Lines in the records below that contain the word "三国杀online" must each be copied.
────────────────────
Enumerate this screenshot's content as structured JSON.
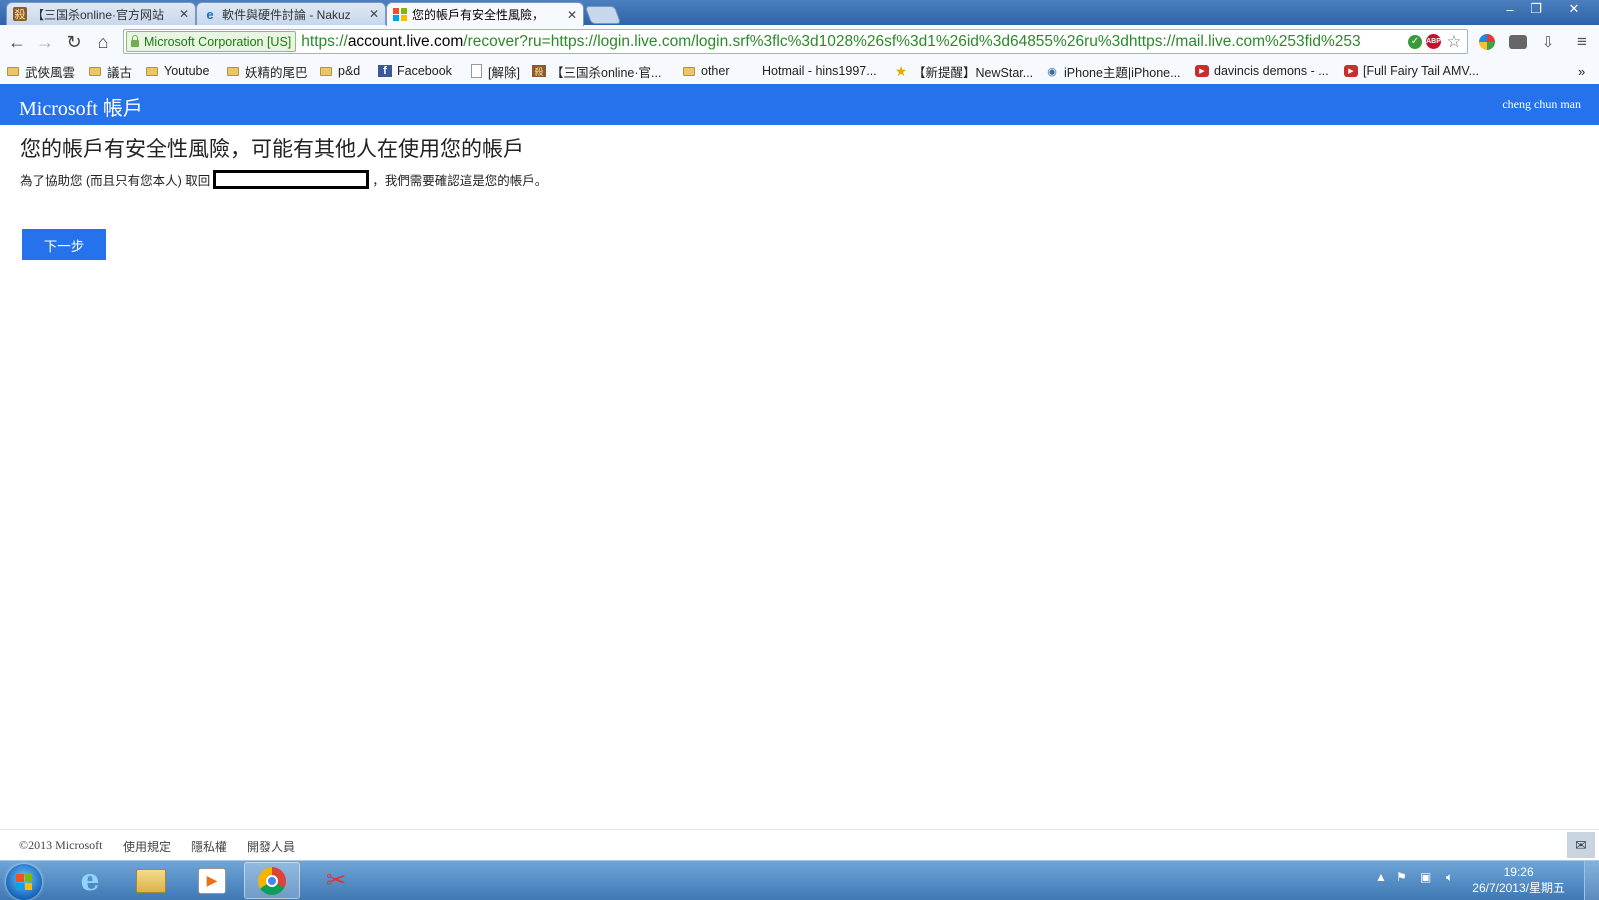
{
  "browser": {
    "tabs": [
      {
        "title": "【三国杀online·官方网站",
        "favicon": "sanguosha-icon"
      },
      {
        "title": "軟件與硬件討論 - Nakuz",
        "favicon": "ie-icon"
      },
      {
        "title": "您的帳戶有安全性風險，",
        "favicon": "microsoft-icon",
        "active": true
      }
    ],
    "window_controls": {
      "minimize": "–",
      "restore": "❐",
      "close": "✕"
    },
    "address_bar": {
      "ev_label": "Microsoft Corporation [US]",
      "url_scheme": "https://",
      "url_host": "account.live.com",
      "url_rest": "/recover?ru=https://login.live.com/login.srf%3flc%3d1028%26sf%3d1%26id%3d64855%26ru%3dhttps://mail.live.com%253fid%253"
    },
    "bookmarks": [
      {
        "label": "武俠風雲",
        "icon": "folder-icon"
      },
      {
        "label": "議古",
        "icon": "folder-icon"
      },
      {
        "label": "Youtube",
        "icon": "folder-icon"
      },
      {
        "label": "妖精的尾巴",
        "icon": "folder-icon"
      },
      {
        "label": "p&d",
        "icon": "folder-icon"
      },
      {
        "label": "Facebook",
        "icon": "facebook-icon"
      },
      {
        "label": "[解除]",
        "icon": "page-icon"
      },
      {
        "label": "【三国杀online·官...",
        "icon": "sanguosha-icon"
      },
      {
        "label": "other",
        "icon": "folder-icon"
      },
      {
        "label": "Hotmail - hins1997...",
        "icon": "windows-icon"
      },
      {
        "label": "【新提醒】NewStar...",
        "icon": "star-icon"
      },
      {
        "label": "iPhone主題|iPhone...",
        "icon": "iphone-site-icon"
      },
      {
        "label": "davincis demons - ...",
        "icon": "youtube-icon"
      },
      {
        "label": "[Full Fairy Tail AMV...",
        "icon": "youtube-icon"
      }
    ],
    "bookmarks_overflow": "»"
  },
  "header": {
    "brand": "Microsoft 帳戶",
    "user": "cheng chun man",
    "color": "#2672ec"
  },
  "main": {
    "title": "您的帳戶有安全性風險，可能有其他人在使用您的帳戶",
    "desc_before": "為了協助您 (而且只有您本人) 取回",
    "desc_after": "，我們需要確認這是您的帳戶。",
    "next_label": "下一步"
  },
  "footer": {
    "copyright": "©2013 Microsoft",
    "links": [
      "使用規定",
      "隱私權",
      "開發人員"
    ]
  },
  "taskbar": {
    "clock_time": "19:26",
    "clock_date": "26/7/2013/星期五"
  }
}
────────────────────
REPLY
        "title": "【三国杀online·官方网站",
        "label": "【三国杀online·官...",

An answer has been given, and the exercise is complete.